Sometimes, prosperity is an illusion. The massive building boom in the People’s Republic of China is creating outer signs of affluence, but there isn’t enough demand — or enough money — to put residents in the new homes.
As in many similar urban projects across the country, the Chinese government has been pouring billions of dollars into Gansu Province to build a new city called Lanzhou New Area. The Washington Post reports,
This city is supposed to be the “diamond” on China’s Silk Road Economic Belt — a new metropolis carved out of the mountains in the country’s arid northwest.
But it is shaping up to be fool’s gold, a ghost city in the making.
Lanzhou New Area, in Gansu province, embodies China’s twin dreams of catapulting its poorer western regions into the economic mainstream through an orgy of infrastructure spending and cementing its place at the heart of Asia through a revival of the ancient Silk Road. Hundreds of hills on the dry, sandy Loess Plateau were flattened by bulldozers to create the 315-square-mile city. But today, cranes stand idle in planned industrial parks while newly built residential blocks loom empty. Streets are mostly deserted. Life-size replicas of the Parthenon and the Sphinx sit surrounded by wasteland, monuments to profligacy.
China’s central planners haven’t even begun to appreciate, let alone practice, the lessons of the great urbanist Jane Jacobs, who viewed cities and the socioeconomic processes that go on in them as largely the result of spontaneous, unplanned entrepreneurial development. As an economist quoted in the Washington Post article points out,
Urbanization and modernization are processes that naturally take place.… You can’t force it to happen or have 1,000 places copy the same model.
Construction of these so-called ghost cities is likely financed by artificial credit expansion. In other words, people aren’t necessarily saving to buy a home in the future; the government is simply printing money. As a result, when the houses are finished, people haven’t saved enough to buy them all. This kind of construction doesn’t contribute to prosperity; it is the illusion of prosperity.
If you build it, they may not come.
When production is involved — say, a builder constructs a new house — whether that house adds to prosperity depends on whether there is someone who values the house for consumption and is willing to offer the builder more than the minimum she is willing to accept (that is, enough to cover her opportunity cost). If so, then in the eyes of the ultimate consumer, the house’s value is greater than its price, giving him a net gain, and to the builder, the value of that payment is greater than the cost of construction, giving her a net gain as well.
Only when both parties to a transaction gain in this way does the transaction add to overall prosperity.
What Is Wealth?
Planners in the People’s Republic of China have fallen for the illusion of prosperity — the belief that wealth consists of things, in the outer signs of affluence. To say that economic value is subjective may sound abstract, but the idea that well-being is purely objective can lead to economic disaster.

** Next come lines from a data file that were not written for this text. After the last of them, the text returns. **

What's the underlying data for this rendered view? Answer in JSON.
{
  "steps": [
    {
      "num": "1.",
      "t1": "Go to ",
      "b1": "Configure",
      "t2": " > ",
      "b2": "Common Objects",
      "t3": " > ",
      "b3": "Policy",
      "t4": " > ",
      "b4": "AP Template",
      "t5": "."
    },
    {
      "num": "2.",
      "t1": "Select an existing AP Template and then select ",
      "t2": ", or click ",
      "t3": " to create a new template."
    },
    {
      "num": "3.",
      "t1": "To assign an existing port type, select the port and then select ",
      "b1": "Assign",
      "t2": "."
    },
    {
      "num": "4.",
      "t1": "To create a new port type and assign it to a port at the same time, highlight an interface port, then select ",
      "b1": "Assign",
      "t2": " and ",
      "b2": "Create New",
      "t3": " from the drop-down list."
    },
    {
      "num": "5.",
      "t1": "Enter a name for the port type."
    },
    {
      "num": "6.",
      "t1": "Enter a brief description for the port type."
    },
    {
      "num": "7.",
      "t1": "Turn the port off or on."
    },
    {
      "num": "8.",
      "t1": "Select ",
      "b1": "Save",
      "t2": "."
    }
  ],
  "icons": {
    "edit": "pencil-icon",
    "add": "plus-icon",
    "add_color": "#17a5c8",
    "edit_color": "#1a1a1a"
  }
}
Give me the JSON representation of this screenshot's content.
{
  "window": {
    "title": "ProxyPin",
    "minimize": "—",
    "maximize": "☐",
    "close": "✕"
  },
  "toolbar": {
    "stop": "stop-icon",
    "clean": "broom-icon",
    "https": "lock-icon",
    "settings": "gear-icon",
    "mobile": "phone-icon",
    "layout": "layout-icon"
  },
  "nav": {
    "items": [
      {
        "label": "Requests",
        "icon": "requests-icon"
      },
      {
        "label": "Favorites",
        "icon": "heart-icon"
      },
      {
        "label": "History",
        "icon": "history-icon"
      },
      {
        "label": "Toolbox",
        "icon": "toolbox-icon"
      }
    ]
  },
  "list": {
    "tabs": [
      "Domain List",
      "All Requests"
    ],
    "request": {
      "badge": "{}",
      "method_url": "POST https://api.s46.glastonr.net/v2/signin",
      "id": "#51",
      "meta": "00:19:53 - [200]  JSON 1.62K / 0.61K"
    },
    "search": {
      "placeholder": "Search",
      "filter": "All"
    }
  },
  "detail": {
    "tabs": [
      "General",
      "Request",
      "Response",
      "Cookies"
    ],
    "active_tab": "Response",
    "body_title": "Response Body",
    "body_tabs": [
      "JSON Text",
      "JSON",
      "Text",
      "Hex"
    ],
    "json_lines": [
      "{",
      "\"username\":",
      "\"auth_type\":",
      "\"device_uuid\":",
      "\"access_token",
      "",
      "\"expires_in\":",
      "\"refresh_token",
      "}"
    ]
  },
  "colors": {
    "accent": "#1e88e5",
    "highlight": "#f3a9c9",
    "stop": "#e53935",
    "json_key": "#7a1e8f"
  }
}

Economics teaches us that success is ultimately determined by the person who subjectively experiences it, not by an outsider or a third party. What an outsider thinks she sees may be quite different from the way a person actually perceives his well-being. And it doesn’t really influence the way that person feels if the outsider says that he ought to feel differently.
Prosperity, then, is the cumulative result of myriad additions to net value, as experienced by those who ultimately use the things that are produced — the final consumers. This is, in fact, how Adam Smith conceived of wealth in The Wealth of Nations:
Consumption is the sole end and purpose of all production; and the interest of the producer ought to be attended to only so far as it may be necessary for promoting that of the consumer. The maxim is so perfectly self-evident that it would be absurd to attempt to prove it. But in the mercantile system the interest of the consumer is almost constantly sacrificed to that of the producer; and it seems to consider production, and not consumption, as the ultimate end and object of all industry and commerce.
Production Is Not the End Game
Like those Smith criticized, too many people still believe that production is an end in itself.
The millions of people employed in China’s construction boom are being paid with money that the government has created out of thin air. Yes, they will spend their new incomes and add to current aggregate demand. But if the construction has not been financed through real saving, then down the road, the cost of those resources will inevitably overwhelm people’s willingness to pay for them. If you build it, they may not come. So unless China can somehow find hundreds of millions of willing and able buyers, we may see an economic collapse beside which the Great Recession would pale in comparison.
This is but one example, a big one for sure, of the sort of pseudoprosperity that politicians and economic charlatans routinely offer their constituents and supporters. When bust follows boom, they try to pin the blame on what they call the “free market” and “neoliberalism.”